So, that’s beyond refreshing. I commend the shit out of her for coming forward and empowering others to seek the help they deserve, but let’s talk about this “coming out of the closet” party when disclosing mental illness, similar to the way the media treated Bell’s coming out of sorts.
According to the National Alliance of Mental Illness, almost 62 million Americans (or one in four) experience a brush with mental illness each year. That’s someone you know. Someone who delivers your mail. Someone who once tucked you in at night. To report each incident of mental illness in the news in an inflammatory, sensationalized light inadvertently perpetuates the stigma. Just scroll through the comments section on any given piece, and through the words of solidarity, you’ll see a commenter Just Not Get It, and be like, “But their lives are so perfect. I don’t know why they’re sad!!!”
If mental illness is truly a disease and not something you choose (and it is a disease, please don’t refute me on that or I will have to take this kitty litter next to me, light it on fire, and leave it at your doorstep), then reporting on it in a tabloid-like fashion “others” celebrities further and “others” readers who also need help.
In April, Teen Mom OG star Catelynn Lowell was released from treatment for mental health issues, MTV News reported. Lowell thanked her supporters, but ultimately requested “some privacy at this time.” Not speculating here (or maybe I am speculating here), but live and let live, you know?
While yes, I do think it’s not only important, but vital to tear down walls preventing us from speaking about mental illness in a candid manner, remember: these are people’s lives we’re talking about. It can be overwhelming to experience these complicated, sensitive emotions, only to feel the weight of the media microscope asphyxiating you further. Not to mention, some organizations do a dismal job of conveying what it’s like to have mental illness (not going to name names), and that’s pretty triggering and does more harm than good.

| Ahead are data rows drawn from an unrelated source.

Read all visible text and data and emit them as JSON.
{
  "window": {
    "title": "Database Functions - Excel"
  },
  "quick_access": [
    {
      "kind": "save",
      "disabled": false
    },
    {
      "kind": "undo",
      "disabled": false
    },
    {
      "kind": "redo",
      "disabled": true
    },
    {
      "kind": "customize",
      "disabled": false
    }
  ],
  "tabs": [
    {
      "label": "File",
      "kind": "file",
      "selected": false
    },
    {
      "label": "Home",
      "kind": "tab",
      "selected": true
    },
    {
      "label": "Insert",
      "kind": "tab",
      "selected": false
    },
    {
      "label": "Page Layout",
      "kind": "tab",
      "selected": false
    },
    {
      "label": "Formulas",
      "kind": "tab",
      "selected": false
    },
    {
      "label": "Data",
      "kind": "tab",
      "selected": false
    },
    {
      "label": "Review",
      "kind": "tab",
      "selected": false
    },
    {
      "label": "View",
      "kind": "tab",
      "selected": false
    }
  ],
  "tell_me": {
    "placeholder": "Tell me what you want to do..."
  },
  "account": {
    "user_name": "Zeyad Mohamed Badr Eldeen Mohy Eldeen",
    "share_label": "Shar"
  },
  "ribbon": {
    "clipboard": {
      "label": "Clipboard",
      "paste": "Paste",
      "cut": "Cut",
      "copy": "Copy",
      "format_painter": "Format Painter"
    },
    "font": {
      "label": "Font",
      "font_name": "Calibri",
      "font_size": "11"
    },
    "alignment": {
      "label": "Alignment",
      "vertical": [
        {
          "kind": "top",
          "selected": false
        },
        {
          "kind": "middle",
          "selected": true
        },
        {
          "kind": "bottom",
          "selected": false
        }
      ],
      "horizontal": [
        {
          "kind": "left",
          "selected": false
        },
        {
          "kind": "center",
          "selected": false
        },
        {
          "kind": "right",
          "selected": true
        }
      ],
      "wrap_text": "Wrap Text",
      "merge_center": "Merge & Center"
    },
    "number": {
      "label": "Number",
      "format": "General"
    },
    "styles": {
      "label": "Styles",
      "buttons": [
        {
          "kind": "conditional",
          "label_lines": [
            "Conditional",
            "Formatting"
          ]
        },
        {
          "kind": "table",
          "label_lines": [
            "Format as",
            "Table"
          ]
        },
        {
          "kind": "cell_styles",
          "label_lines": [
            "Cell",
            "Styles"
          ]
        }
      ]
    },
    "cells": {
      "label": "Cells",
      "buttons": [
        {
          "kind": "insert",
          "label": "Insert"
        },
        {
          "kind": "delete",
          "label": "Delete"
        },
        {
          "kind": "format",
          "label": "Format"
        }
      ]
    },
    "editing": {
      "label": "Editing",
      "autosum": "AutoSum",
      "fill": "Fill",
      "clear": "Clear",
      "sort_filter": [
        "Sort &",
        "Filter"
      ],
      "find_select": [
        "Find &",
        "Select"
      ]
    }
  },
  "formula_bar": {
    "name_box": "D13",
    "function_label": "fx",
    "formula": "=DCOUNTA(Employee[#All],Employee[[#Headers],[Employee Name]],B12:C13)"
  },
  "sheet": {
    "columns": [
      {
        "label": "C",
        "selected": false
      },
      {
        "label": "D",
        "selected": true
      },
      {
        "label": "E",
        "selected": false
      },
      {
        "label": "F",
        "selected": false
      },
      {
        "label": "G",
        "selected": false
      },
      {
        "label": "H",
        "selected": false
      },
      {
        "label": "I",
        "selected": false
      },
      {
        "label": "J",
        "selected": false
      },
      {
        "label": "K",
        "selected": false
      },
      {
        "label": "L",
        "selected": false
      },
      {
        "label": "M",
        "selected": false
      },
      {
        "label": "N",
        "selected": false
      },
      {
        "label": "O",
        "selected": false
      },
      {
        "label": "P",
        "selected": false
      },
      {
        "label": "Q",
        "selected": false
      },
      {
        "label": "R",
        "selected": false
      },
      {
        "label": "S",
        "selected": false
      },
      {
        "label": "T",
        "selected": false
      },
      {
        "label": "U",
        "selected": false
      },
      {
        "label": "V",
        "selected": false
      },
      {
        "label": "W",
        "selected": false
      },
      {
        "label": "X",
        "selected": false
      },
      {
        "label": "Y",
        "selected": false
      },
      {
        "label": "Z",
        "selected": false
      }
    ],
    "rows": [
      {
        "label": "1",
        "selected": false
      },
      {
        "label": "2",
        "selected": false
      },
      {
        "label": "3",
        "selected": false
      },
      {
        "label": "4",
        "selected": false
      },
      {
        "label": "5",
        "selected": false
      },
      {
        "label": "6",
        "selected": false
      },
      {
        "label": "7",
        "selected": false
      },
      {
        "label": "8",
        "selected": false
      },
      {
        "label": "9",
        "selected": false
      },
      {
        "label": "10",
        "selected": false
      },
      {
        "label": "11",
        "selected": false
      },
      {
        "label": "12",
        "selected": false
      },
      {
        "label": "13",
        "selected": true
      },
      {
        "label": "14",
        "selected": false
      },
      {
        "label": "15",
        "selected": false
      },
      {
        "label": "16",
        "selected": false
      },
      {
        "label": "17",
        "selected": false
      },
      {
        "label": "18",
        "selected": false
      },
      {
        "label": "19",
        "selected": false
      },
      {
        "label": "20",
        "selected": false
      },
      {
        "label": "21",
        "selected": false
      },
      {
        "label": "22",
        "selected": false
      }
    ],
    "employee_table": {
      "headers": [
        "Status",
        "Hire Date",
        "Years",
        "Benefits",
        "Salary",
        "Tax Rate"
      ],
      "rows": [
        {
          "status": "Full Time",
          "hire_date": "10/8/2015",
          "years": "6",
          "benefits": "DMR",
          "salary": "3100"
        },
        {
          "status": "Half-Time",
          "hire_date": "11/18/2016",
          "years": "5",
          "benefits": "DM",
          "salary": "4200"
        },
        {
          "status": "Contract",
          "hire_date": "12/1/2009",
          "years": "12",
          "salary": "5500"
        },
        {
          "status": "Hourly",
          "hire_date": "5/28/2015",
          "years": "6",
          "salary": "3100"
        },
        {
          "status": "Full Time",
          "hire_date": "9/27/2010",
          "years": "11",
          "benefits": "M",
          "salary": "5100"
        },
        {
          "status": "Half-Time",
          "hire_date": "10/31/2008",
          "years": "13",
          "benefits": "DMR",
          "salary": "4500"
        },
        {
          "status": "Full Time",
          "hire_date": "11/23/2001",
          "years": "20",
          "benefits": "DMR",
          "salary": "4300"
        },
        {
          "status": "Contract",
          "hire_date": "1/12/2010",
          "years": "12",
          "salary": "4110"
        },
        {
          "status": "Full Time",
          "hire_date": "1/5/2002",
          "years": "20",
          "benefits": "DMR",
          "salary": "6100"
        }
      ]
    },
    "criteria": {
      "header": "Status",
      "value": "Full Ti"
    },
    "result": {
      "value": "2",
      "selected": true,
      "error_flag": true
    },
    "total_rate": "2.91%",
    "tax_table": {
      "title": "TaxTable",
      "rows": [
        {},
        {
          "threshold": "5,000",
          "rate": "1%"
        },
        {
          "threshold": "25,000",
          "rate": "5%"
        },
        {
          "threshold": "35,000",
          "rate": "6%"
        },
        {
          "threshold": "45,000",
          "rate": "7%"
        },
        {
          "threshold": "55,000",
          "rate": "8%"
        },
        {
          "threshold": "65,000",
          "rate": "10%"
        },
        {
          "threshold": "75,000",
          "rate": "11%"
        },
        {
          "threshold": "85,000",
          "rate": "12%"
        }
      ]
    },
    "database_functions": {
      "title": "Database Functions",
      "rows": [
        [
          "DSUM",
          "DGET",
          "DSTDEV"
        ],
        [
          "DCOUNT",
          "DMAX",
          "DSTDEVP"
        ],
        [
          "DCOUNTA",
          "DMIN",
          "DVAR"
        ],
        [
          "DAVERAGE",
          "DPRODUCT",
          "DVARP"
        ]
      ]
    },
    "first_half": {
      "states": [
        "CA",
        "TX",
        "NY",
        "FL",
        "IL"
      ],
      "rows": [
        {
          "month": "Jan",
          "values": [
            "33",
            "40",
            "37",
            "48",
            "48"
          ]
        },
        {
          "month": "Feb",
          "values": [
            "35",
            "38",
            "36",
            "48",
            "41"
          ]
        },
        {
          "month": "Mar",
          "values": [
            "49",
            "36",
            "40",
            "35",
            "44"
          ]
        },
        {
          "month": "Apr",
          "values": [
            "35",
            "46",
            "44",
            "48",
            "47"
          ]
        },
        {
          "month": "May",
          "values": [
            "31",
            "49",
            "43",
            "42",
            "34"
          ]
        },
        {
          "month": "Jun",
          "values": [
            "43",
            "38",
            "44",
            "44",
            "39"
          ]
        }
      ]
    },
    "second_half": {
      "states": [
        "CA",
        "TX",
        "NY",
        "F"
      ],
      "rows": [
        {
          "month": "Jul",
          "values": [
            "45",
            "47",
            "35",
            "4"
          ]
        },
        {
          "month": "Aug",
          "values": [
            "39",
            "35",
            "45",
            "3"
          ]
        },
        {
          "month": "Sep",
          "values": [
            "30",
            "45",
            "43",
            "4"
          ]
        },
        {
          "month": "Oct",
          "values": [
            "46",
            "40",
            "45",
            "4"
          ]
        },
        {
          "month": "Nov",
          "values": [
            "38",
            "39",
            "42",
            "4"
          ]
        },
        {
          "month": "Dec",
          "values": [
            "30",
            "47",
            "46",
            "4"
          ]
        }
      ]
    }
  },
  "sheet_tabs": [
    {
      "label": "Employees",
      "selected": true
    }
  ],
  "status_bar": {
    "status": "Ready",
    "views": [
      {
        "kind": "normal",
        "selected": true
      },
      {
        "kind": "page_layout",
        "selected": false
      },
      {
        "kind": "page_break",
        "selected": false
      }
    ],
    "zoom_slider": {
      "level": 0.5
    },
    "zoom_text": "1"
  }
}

While mental illness does fall under a clinical spectrum, feelings are hard to qualify, clarify, and justify. So if you’re writing about the topic from a very detached lens, think about how isolating that might feel for a reader going through the very thing you’re grappling to characterize. And if you know someone who’s going through a tough time, they don’t only need your think piece — they need your love and patience.